-- Try it --
Take every line from the material that has the word "Konto" in it.

-- Available data --
══════════════════════════════
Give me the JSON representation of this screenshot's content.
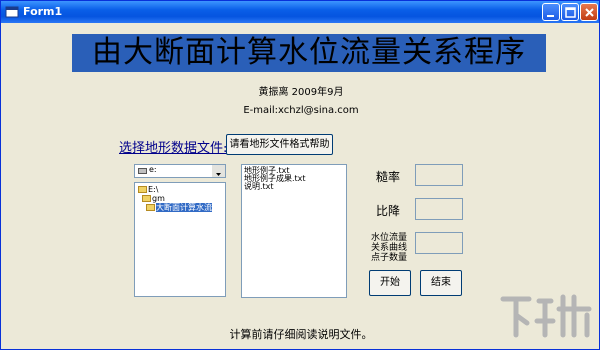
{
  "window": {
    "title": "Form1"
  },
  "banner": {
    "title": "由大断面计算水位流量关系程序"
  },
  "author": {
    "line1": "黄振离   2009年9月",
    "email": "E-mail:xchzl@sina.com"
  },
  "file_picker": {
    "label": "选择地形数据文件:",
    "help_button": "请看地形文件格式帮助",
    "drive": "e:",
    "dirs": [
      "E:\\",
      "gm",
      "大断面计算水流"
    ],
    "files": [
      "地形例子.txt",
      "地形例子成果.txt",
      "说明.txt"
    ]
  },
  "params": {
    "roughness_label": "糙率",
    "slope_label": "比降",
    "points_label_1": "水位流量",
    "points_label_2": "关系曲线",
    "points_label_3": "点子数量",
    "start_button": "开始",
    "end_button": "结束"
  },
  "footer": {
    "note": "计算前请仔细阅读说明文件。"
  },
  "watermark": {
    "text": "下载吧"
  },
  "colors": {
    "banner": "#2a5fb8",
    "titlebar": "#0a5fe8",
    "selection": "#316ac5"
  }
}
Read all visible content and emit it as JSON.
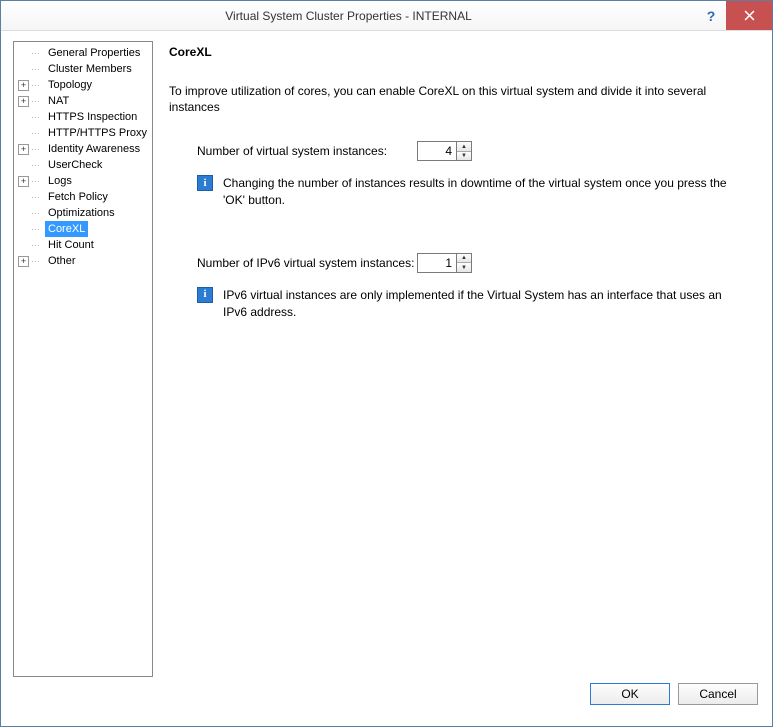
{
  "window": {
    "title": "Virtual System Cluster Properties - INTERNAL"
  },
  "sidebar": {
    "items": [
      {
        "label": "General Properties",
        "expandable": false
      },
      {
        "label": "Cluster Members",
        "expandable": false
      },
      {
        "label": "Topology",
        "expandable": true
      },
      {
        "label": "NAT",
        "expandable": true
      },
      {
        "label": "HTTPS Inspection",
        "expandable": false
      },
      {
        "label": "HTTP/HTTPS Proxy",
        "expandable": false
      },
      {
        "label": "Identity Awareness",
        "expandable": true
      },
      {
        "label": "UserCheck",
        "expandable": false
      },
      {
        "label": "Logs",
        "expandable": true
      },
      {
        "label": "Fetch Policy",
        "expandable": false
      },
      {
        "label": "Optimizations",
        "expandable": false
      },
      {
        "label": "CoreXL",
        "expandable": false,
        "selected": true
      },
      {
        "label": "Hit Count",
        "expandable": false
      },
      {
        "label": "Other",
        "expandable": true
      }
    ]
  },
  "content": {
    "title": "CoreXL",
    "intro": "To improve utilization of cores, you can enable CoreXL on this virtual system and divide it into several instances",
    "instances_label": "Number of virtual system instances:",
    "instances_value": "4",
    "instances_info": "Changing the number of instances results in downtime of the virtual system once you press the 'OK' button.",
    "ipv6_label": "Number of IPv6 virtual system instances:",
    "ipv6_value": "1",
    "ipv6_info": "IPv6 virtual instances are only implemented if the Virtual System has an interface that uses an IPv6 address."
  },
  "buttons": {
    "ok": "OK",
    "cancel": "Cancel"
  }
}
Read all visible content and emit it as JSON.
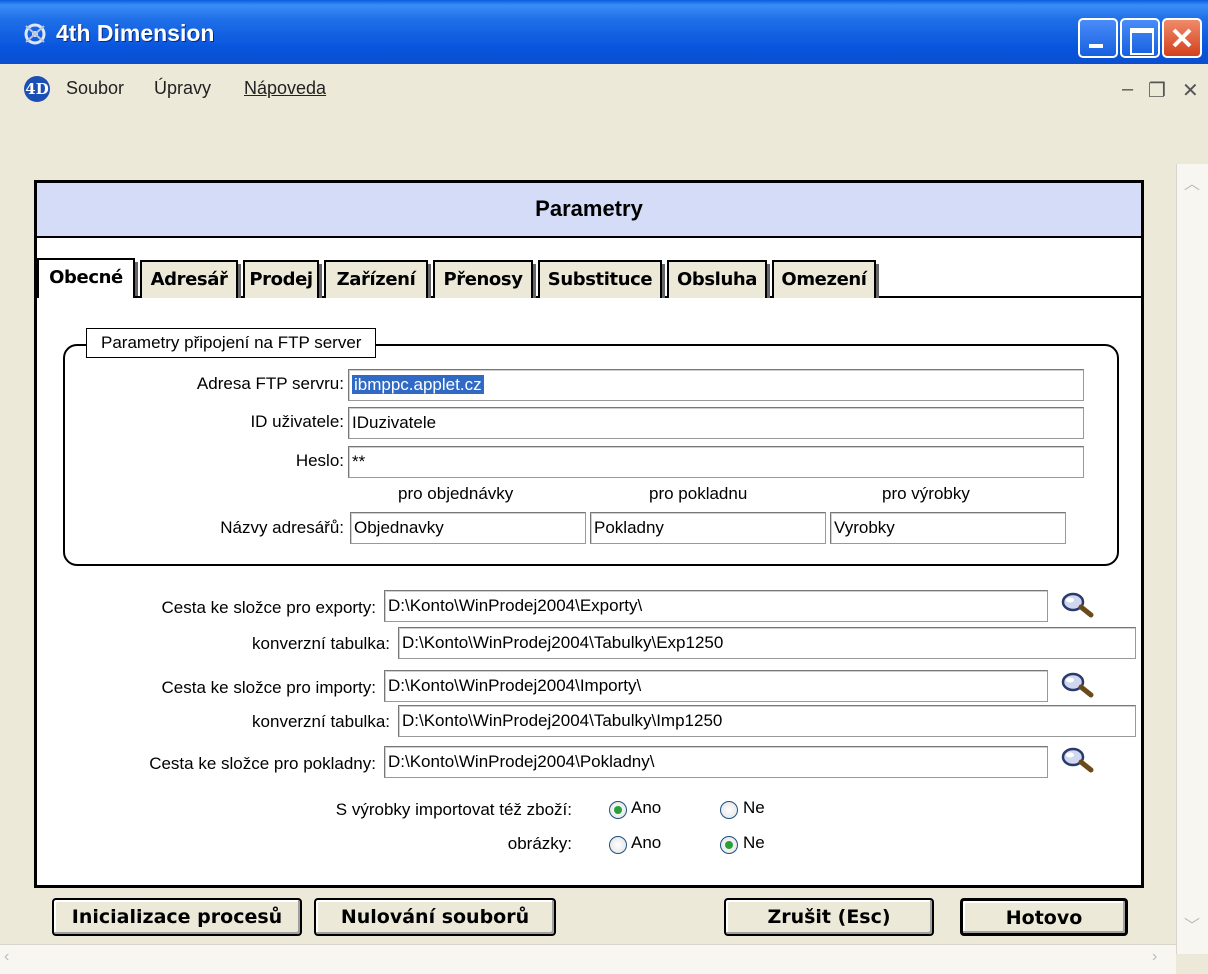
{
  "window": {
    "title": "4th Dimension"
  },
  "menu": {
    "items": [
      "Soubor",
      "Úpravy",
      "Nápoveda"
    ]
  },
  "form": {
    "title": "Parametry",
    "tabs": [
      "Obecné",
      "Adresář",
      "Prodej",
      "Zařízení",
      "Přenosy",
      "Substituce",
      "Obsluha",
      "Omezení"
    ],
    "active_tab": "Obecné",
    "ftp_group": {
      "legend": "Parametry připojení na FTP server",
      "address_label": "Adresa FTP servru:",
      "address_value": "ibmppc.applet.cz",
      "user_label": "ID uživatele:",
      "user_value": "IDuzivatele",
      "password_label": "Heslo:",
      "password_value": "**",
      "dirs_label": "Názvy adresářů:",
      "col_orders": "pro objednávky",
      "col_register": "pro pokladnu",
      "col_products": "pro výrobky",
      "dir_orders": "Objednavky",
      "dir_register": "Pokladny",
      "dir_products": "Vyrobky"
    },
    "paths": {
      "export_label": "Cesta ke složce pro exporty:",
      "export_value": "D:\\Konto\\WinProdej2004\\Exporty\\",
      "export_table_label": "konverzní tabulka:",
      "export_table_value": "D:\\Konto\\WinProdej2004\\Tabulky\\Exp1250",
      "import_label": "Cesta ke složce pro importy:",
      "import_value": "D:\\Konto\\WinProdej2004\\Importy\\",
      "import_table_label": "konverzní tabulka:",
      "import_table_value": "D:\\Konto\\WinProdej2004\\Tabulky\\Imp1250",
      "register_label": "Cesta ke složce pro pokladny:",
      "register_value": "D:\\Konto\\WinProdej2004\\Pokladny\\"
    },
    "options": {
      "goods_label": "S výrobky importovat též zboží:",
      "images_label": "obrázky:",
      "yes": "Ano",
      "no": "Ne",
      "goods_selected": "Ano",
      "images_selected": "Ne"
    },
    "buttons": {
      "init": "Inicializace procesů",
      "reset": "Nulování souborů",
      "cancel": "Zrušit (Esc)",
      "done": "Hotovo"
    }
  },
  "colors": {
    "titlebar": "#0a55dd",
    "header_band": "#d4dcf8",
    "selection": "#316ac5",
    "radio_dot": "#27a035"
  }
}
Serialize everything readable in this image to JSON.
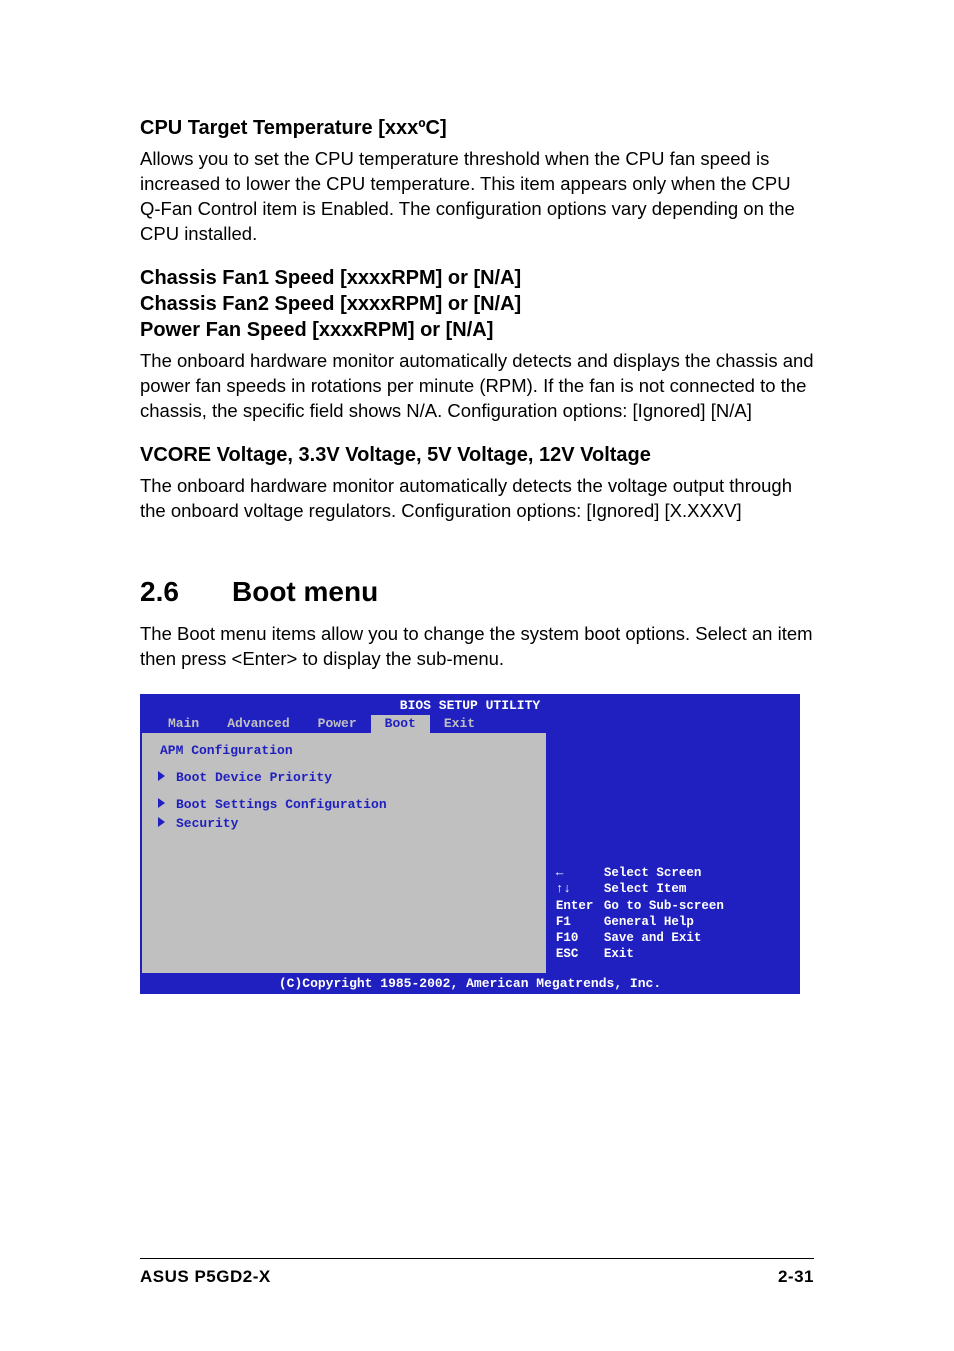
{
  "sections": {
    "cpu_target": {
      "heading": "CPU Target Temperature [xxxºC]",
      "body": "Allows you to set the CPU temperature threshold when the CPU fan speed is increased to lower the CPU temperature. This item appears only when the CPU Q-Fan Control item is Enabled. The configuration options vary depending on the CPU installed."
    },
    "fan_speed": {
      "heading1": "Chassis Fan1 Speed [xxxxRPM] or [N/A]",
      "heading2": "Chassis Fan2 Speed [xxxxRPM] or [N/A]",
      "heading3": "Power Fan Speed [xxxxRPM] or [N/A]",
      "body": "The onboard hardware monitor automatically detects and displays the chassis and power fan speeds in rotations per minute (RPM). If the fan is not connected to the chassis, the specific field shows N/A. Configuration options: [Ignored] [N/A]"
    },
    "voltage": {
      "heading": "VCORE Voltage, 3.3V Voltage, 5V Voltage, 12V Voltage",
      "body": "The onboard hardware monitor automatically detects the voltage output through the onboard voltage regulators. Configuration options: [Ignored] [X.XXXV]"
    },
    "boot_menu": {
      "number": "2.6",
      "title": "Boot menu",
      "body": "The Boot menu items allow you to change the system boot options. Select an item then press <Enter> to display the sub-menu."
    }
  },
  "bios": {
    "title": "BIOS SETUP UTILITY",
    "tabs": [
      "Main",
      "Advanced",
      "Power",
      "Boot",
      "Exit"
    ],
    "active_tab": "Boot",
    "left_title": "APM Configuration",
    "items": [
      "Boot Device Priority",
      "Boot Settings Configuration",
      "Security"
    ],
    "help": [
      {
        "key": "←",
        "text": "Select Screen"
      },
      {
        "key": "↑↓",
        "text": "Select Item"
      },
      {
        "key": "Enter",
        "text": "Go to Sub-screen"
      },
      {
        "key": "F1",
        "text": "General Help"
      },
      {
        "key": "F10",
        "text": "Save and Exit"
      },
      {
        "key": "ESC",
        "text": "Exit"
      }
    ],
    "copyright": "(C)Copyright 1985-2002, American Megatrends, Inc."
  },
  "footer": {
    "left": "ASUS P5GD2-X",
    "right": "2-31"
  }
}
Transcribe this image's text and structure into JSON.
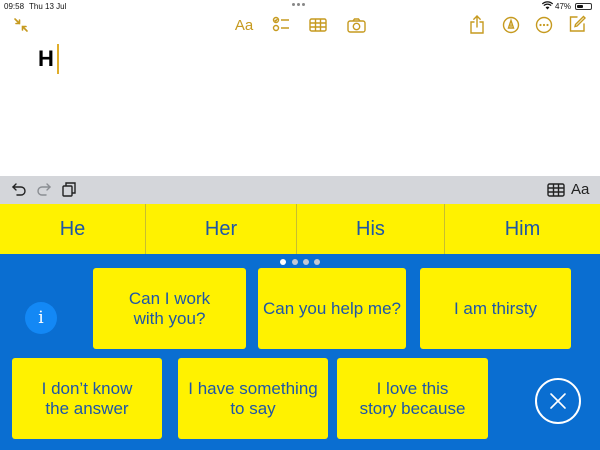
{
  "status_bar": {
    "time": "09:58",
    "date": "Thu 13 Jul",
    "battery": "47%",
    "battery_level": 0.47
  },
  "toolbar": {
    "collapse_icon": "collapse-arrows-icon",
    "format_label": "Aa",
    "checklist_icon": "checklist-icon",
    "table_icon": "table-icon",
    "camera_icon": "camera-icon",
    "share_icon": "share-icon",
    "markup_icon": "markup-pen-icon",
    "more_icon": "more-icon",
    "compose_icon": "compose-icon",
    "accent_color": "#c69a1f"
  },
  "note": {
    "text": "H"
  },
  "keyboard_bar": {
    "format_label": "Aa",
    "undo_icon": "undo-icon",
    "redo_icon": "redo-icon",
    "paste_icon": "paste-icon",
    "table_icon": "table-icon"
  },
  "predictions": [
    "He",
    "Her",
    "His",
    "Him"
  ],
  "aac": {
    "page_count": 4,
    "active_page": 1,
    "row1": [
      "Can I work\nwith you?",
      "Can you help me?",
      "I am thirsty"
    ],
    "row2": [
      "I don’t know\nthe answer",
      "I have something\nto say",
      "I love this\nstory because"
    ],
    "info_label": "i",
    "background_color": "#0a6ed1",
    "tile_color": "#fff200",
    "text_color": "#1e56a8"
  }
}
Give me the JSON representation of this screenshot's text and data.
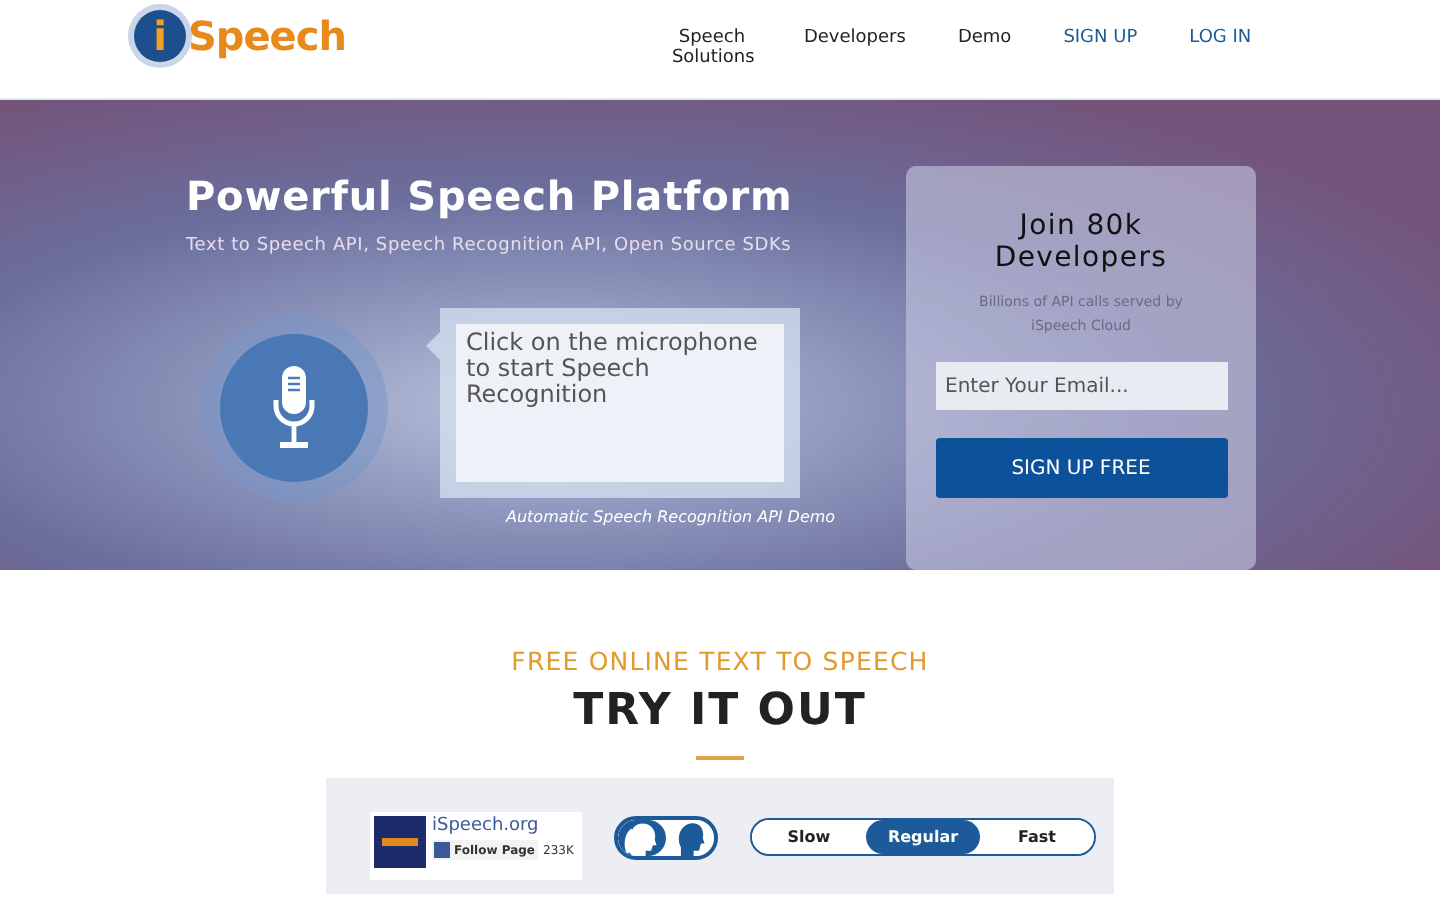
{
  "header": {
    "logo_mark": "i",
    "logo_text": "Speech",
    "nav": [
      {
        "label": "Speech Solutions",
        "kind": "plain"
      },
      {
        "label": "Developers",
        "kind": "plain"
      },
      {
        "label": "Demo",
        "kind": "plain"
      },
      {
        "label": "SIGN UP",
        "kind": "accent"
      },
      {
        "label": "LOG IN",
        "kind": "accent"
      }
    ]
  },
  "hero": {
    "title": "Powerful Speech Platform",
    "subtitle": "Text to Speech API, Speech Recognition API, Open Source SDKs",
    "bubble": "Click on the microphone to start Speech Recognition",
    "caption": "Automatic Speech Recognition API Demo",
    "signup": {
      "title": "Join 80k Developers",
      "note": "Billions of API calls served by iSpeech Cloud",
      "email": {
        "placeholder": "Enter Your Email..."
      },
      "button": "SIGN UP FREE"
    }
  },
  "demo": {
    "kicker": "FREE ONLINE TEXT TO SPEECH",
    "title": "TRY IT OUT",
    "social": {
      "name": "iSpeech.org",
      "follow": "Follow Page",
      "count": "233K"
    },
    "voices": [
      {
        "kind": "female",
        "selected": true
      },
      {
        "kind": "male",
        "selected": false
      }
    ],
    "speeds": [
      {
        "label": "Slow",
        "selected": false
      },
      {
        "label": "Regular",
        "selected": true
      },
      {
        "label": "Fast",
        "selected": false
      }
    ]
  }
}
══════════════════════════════
-- Answer for the task --
      "export_value": "D:\\Konto\\WinProdej2004\\Exporty\\",
      "export_table_value": "D:\\Konto\\WinProdej2004\\Tabulky\\Exp1250",
      "import_value": "D:\\Konto\\WinProdej2004\\Importy\\",
      "import_table_value": "D:\\Konto\\WinProdej2004\\Tabulky\\Imp1250",
      "register_value": "D:\\Konto\\WinProdej2004\\Pokladny\\"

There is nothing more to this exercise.